I told D. the story of the whale that swam up the Danube and caused a hysteria. Drawn by the animal, the inhabitants of the town pressed against the river embankments. But their collective curiosity, sympathy, and excitement could not save the disorientated mammal from its death. Which did not mark the end of its journey – preserved and anchored with thick mooring lines, it traveled by land from town to town, appearing on posters and in newspapers, frightening and inspiring. And, quite unbelievably, bankrolling the construction of the water supply infrastructure of one island in the Adriatic Sea.
A squall. A monster of a storm.
Medieval cartographers drew on their maps sea monsters that had up until then been hidden in the depths of seas and oceans, allowing those few who had access to those exceptional (and very inaccurate) illustrations a glimpse into a world under the surface.
The sea, vast and spacious, teeming with creatures beyond number. Among which, hides Leviathan. The sea, subtle and deceptive. Its scariest secrets swimming just under the surface, glinting in the sun, divulging nothing. And at the bottom, a menagerie of bones, and my bones sinking slowly down among them. A time capsule, a Wunderkammer, an undersea museum of sediment in calcium and salt.
After all, Marconi also felt he could tune into the voices of drowned men still hanging in the ether.
The whale, a mythical creature and a parable. A source of greasy oil that burned like petroleum, before petroleum.
Until recently the human race had only an incomplete image of these behemoths – in body parts that broke the surface of the sea, or visits to their beached corpses. One might tell the form of a human being from its skeleton, but who could imagine the reality of these incredible creatures just by gazing at their bones?
The foam rose high above us as the whale’s fluke hit. And the boards under our feet splintered. We soon joined uncountable dead seamen, sunken whalers, and deep plunging dreams.
Today, I wonder to what degree my memories, and the way I recount them here, are out of sequence, associative, with inserted visions, fabricated events, fragments of conversations that never occurred, or sounded entirely differently.
Photographs help only to a point.

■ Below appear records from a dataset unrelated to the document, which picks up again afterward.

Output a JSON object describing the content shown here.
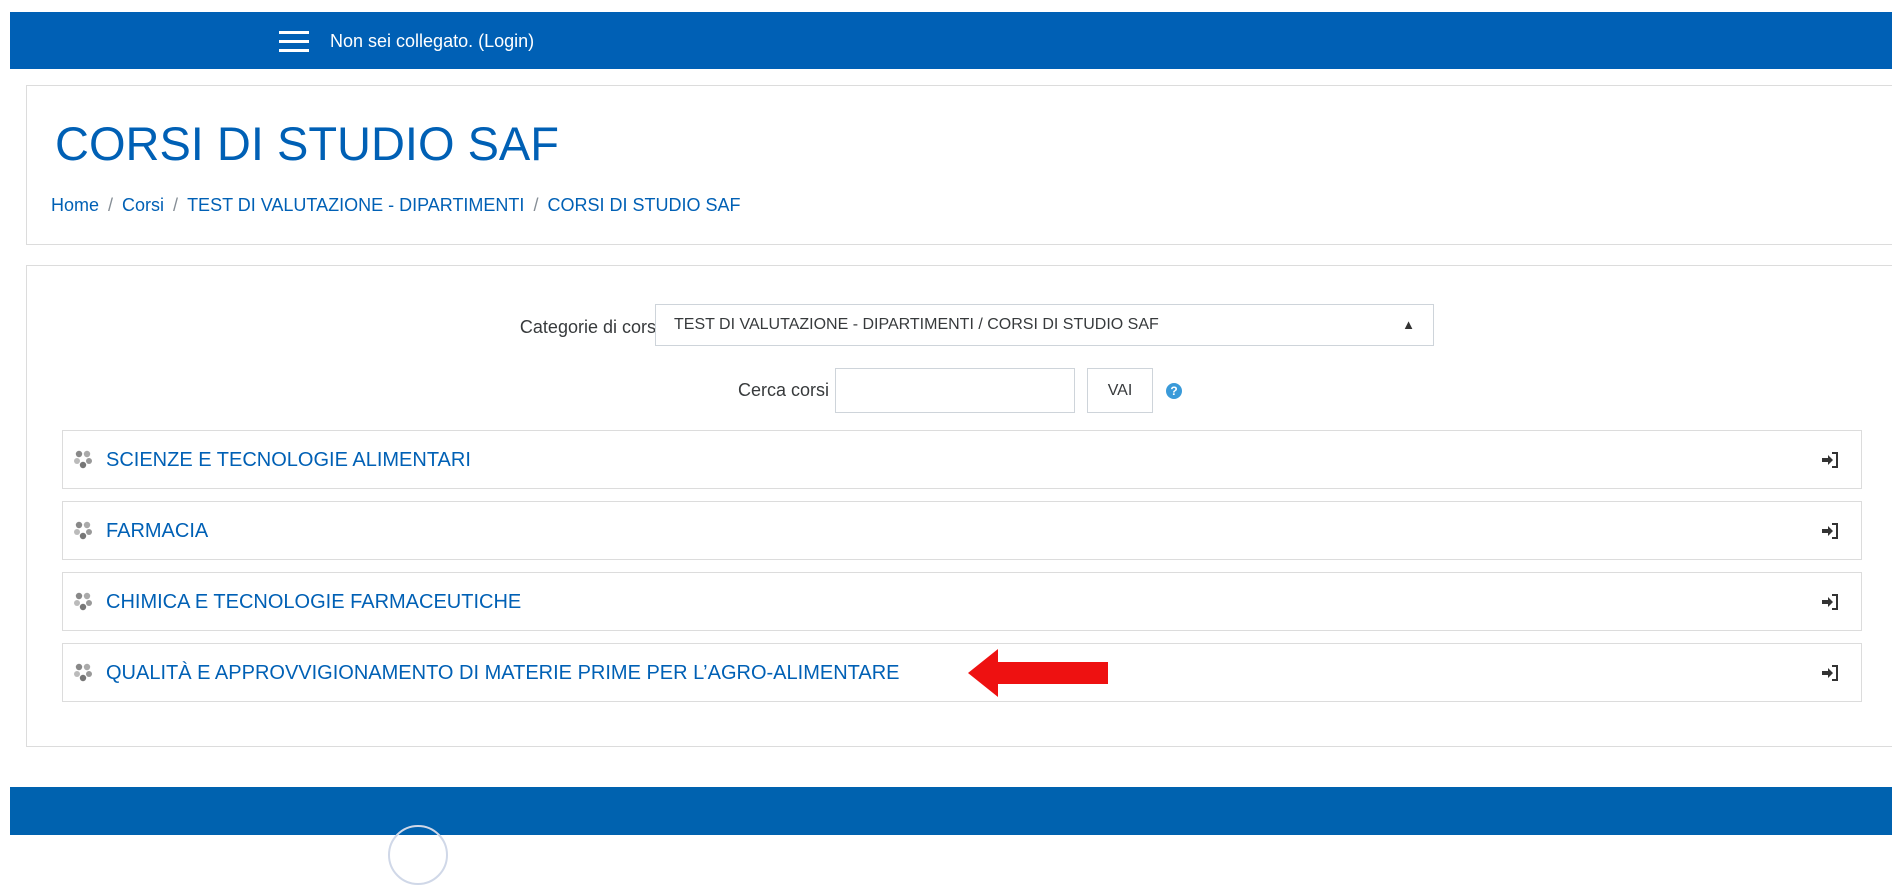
{
  "navbar": {
    "login_text": "Non sei collegato. (Login)"
  },
  "header": {
    "title": "CORSI DI STUDIO SAF",
    "breadcrumb": [
      "Home",
      "Corsi",
      "TEST DI VALUTAZIONE - DIPARTIMENTI",
      "CORSI DI STUDIO SAF"
    ]
  },
  "filters": {
    "category_label": "Categorie di corso:",
    "category_selected": "TEST DI VALUTAZIONE - DIPARTIMENTI / CORSI DI STUDIO SAF",
    "search_label": "Cerca corsi",
    "search_value": "",
    "go_label": "VAI"
  },
  "categories": [
    {
      "name": "SCIENZE E TECNOLOGIE ALIMENTARI"
    },
    {
      "name": "FARMACIA"
    },
    {
      "name": "CHIMICA E TECNOLOGIE FARMACEUTICHE"
    },
    {
      "name": "QUALITÀ E APPROVVIGIONAMENTO DI MATERIE PRIME PER L’AGRO-ALIMENTARE"
    }
  ],
  "colors": {
    "brand": "#0060b5",
    "annotation_arrow": "#ee1111"
  },
  "icons": {
    "menu": "hamburger-icon",
    "help": "help-icon",
    "category": "category-icon",
    "enter": "enter-icon"
  }
}
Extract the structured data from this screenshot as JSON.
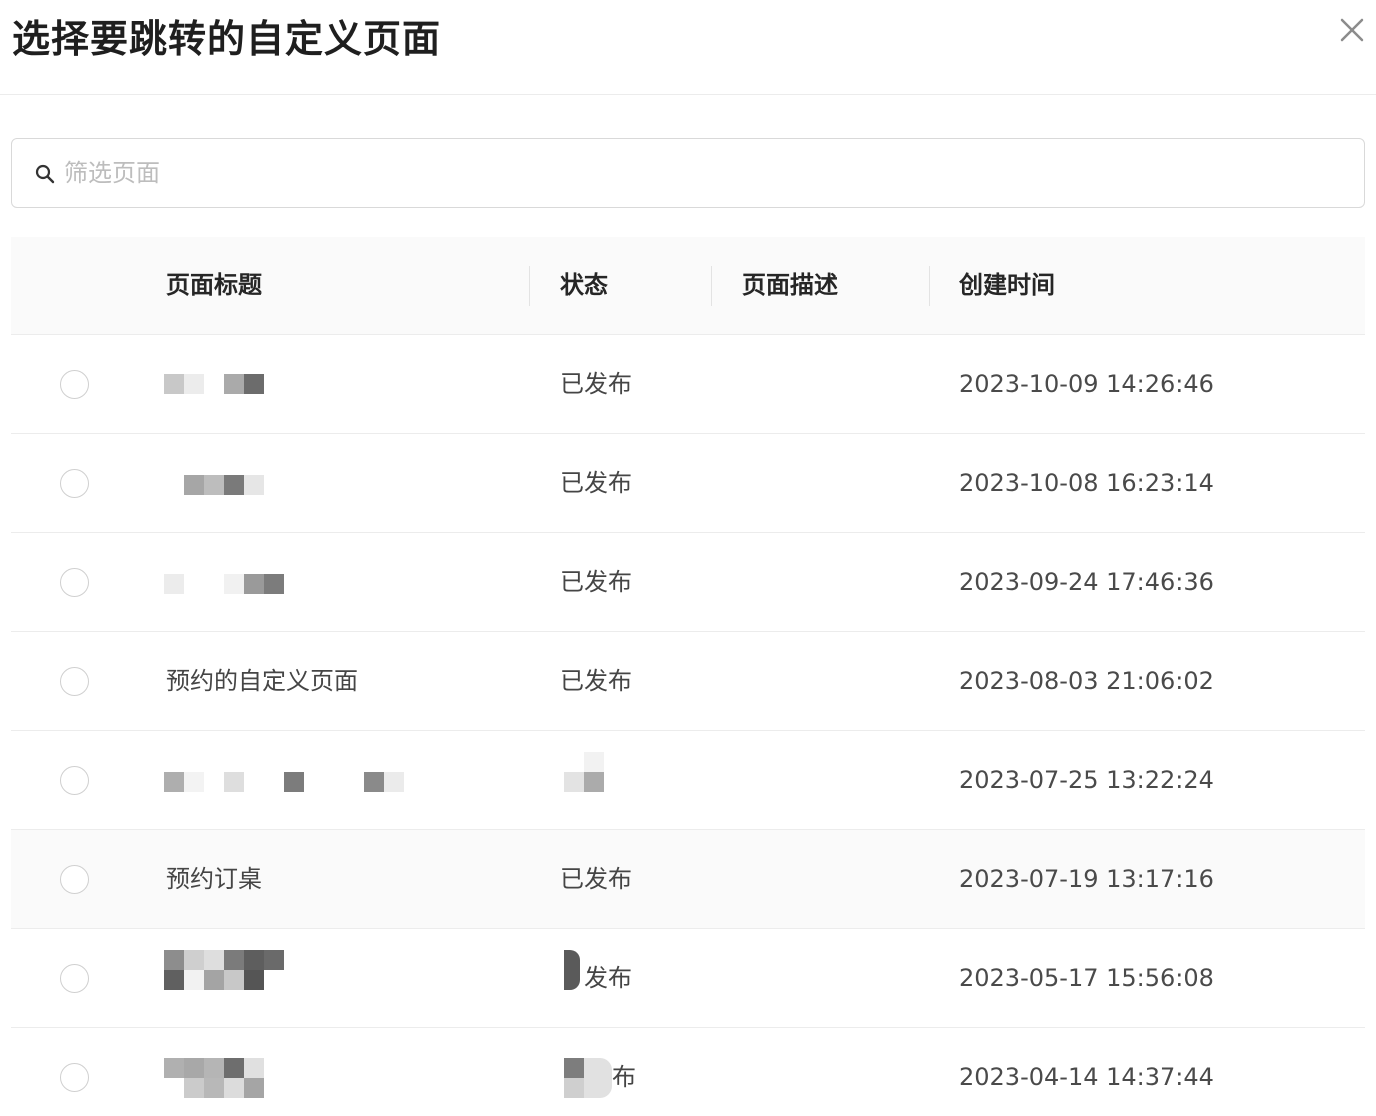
{
  "dialog": {
    "title": "选择要跳转的自定义页面"
  },
  "search": {
    "placeholder": "筛选页面",
    "value": ""
  },
  "table": {
    "columns": [
      "页面标题",
      "状态",
      "页面描述",
      "创建时间"
    ],
    "rows": [
      {
        "title": "",
        "status": "已发布",
        "description": "",
        "created": "2023-10-09 14:26:46"
      },
      {
        "title": "",
        "status": "已发布",
        "description": "",
        "created": "2023-10-08 16:23:14"
      },
      {
        "title": "",
        "status": "已发布",
        "description": "",
        "created": "2023-09-24 17:46:36"
      },
      {
        "title": "预约的自定义页面",
        "status": "已发布",
        "description": "",
        "created": "2023-08-03 21:06:02"
      },
      {
        "title": "",
        "status": "",
        "description": "",
        "created": "2023-07-25 13:22:24"
      },
      {
        "title": "预约订桌",
        "status": "已发布",
        "description": "",
        "created": "2023-07-19 13:17:16"
      },
      {
        "title": "",
        "status": "发布",
        "description": "",
        "created": "2023-05-17 15:56:08"
      },
      {
        "title": "",
        "status": "布",
        "description": "",
        "created": "2023-04-14 14:37:44"
      }
    ]
  },
  "colors": {
    "border": "#ececec",
    "header_bg": "#fafafa",
    "hover_row_bg": "#fafafa",
    "title_text": "#1f1f1f",
    "body_text": "#454545",
    "placeholder": "#bdbdbd"
  },
  "icons": {
    "close": "close-icon",
    "search": "search-icon"
  }
}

They too are just a sediment, an imprecise measure of landscape and events.
I conclude that in my travels with D. I had apparently been three people – one who was walking by her, one who was watching us walking together, and one who kept up a running commentary of our journey.
The following day, we continued the journey on foot.
In front of us, extended a long path that only partially followed the shoreline. The path and the beach were partially contaminated by patches of crude oil.
Interesting how oil – that spilled archive of the Earth’s entrails, that beached whale – poured thinly over sand and rock-shaped slabs of vinyl. I wondered if I should lower a needle into those grooves and listen for the echo under its surface.
D. sang softly. I did not tell her about the idea occupying my thoughts. But I still rehearsed variations and retellings of an exposition of that simple image. We kept walking.
The path was surrounded on both sides by scattered bones – large arches of jaw bone and individual vertebrae – a landscape of whalebone, the ruins of the architecture of that magnificent being.
A longer version of this text will be published published in Jungle Juice, the print magazine by the French artists Magali Daniaux and Cédric Pigot in collaboration with Stephanie Boubli in the spring issue 2016.